An $8 gallon of milk? That's what you could be seeing at the supermarket, if Congress doesn't pass a new farm bill soon.
Why the possible jump off the so-called "dairy cliff" and potential price hike? The farm bill from 2008 — which overrode legislation from back in 1949 — is set to expire at the end of the year, CNBC reported.
Without a farm bill, the law would revert to the 64-year-old permanent one, which would require the government to buy dairy products at about twice the market rate.

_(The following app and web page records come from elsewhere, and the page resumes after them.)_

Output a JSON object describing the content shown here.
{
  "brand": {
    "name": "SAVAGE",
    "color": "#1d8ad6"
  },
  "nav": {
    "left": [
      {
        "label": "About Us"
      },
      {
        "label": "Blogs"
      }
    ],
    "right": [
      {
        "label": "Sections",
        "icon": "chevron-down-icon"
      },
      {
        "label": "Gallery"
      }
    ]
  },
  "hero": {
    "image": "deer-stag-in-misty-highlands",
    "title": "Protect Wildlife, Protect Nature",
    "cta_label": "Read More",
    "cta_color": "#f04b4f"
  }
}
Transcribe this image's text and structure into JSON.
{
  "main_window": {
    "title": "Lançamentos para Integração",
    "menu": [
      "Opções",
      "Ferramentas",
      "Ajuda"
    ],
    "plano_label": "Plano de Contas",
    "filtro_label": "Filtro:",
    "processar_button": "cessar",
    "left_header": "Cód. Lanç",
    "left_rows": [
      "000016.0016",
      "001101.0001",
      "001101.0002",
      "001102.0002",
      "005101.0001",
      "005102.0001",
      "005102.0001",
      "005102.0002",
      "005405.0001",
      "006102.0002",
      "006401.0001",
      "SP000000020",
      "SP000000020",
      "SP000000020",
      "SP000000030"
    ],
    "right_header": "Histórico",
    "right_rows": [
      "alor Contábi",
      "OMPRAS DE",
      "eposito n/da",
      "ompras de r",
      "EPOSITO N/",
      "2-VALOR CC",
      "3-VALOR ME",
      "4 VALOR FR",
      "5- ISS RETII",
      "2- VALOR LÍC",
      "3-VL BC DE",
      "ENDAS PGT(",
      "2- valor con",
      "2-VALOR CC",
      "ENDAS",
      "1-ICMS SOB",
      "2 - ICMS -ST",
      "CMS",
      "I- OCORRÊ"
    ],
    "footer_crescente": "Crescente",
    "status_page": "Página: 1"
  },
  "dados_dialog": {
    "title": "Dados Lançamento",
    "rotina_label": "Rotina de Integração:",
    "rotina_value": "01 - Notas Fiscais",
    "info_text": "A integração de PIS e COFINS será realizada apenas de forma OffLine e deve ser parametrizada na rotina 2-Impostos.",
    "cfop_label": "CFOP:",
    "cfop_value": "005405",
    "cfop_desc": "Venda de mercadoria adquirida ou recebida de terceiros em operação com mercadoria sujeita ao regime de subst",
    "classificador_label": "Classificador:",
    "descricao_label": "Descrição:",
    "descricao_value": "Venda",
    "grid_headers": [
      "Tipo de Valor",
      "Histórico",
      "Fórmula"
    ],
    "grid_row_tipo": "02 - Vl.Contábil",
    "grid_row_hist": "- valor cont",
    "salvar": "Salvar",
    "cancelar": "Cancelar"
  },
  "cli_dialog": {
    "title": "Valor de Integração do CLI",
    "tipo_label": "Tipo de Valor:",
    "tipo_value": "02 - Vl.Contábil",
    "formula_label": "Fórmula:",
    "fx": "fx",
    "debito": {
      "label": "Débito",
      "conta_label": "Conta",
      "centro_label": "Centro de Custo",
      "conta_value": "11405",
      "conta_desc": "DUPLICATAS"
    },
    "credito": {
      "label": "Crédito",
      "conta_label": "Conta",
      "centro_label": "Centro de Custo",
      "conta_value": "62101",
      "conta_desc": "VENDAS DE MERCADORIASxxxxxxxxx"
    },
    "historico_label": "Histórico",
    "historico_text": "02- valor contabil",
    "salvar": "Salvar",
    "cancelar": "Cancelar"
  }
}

That old law was enacted when the dairy industry was far less efficient and far smaller than it is today, NPR explained.
U.S. Secretary of Agriculture Tom Vilsack told NPR that due to the increased price the government would have to pay, dairy producers would be forced to sell to the government in large quantities — causing shortages in stores and ultimately major price hikes.
That would hit Americans' wallets hard.
"In most cases, it's the reason why we've had fairly routine extensions of the farm bill for the past 50 years," he told NPR.
The deadline to extend the 2008 farm bill comes at the end of the year, and according to Chris Galen, senior vice president of communications for the National Milk Producers Federation, "gridlock on Capitol Hill" is why a vote for a new bill is being pushed to the last minute.
"It's very similar to the showdown and shutdown we had in October," he told CNBC.
CNBC reported that if Congress fails to pass a new farm bill, there could be a 9 percent drop in domestic dairy demand, and the dairy export industry could essentially disappear.